Kemp played some defense too, at second base today.

And another! “That’s like The Matrix out there,” said Bip Roberts on the NBCS broadcast.

With the early lead in hand, the A’s set out to add some insurance. They had a chance in the 3rd inning but it was dashed by a botched replay review, which itself was preceded by a missed call that favored Oakland, which New York couldn’t challenge because they’d already been wrong on a challenge earlier in the day. It was a whole thing, and the end result was A’s manager Bob Melvin was ejected. This series has been quite an Ump Show, with one manager tossed Thursday for arguing from the dugout, then a weird glove thing last night, then the other skipper thrown out today.

In the 4th they did get on the board again, on a solo homer by Matt Chapman. That’s Chapman’s seventh long ball in his past dozen games.

Solo shots have been a frustrating recent trend for Oakland, as 20 of their last 21 homers have come with nobody on base. But today the single run was enough, as Chapman’s dinger proved to be the decider.

The A’s threatened a couple more times, but didn’t score again. Starling Marte got himself into scoring position in the 5th, and Kemp hit a leadoff double in the 7th, but they were both stranded. Three runs were going to have to be enough.

Bullpen shuffle

Oakland’s bullpen had a tough week. During the six-game losing streak, they blew three saves and a 9th-inning tie. Thanks to Montas’ heavy lifting this afternoon, they only needed to hold on for two innings, with a three-run cushion.

In the 8th it was Andrew Chafin, and he navigated around a leadoff single to deliver a scoreless frame.
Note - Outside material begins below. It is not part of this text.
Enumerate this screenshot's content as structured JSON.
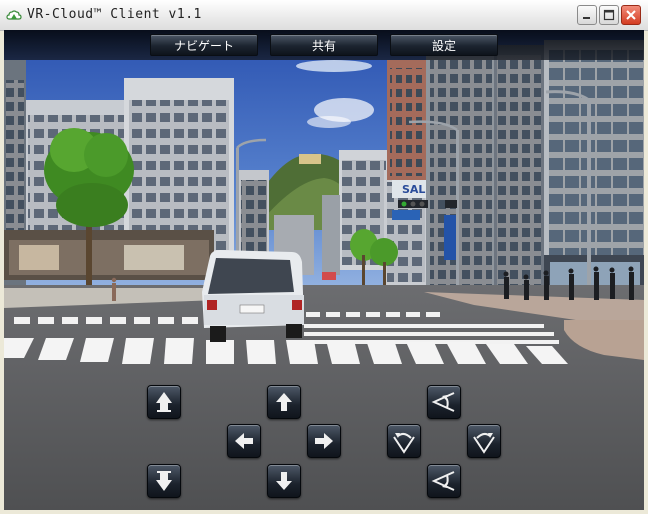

But the 9th inning brought a new face and some familiar drama.

For the first time this year, it was Sergio Romo who came in for the save. Between the recent struggles of closer Lou Trivino, and Romo’s own wealth of closing experience, and his 11-for-13 success rate in hold situations this summer, and his 0.78 ERA since late-May (or 1.44 since late-April), something new was worth a try and Romo was an obvious candidate to get a turn in the 9th at some point.

Of course, nothing comes easily for the A’s right now. The first batter lined a loud out, and the second batter made up for it with a bloop single. Then Aaron Judge came up and pounded a hanging slider over the wall, 406 feet. The 3-0 lead was down to 3-2, but it was still a lead, and Romo retired the next two batters to nail it down.

That’s Romo’s first save this season, and first in an A’s uniform. It wasn’t the cleanest in history, and he got away with another hanger to Giancarlo Stanton that was mercifully popped up, but he got the job done in the end.

The moral of this past week is that if you lead by three runs instead of just one run, then when you allow a two-run homer in the 9th inning you can still win the game.

Ray of sunlight

Oakland needed a win today and they got it, against the hottest team in the league, in precisely the kind of close game that they haven’t been able to seal lately. Can they build on it? It’ll take a lot more to climb back into this postseason race, but they’ve taken the first step.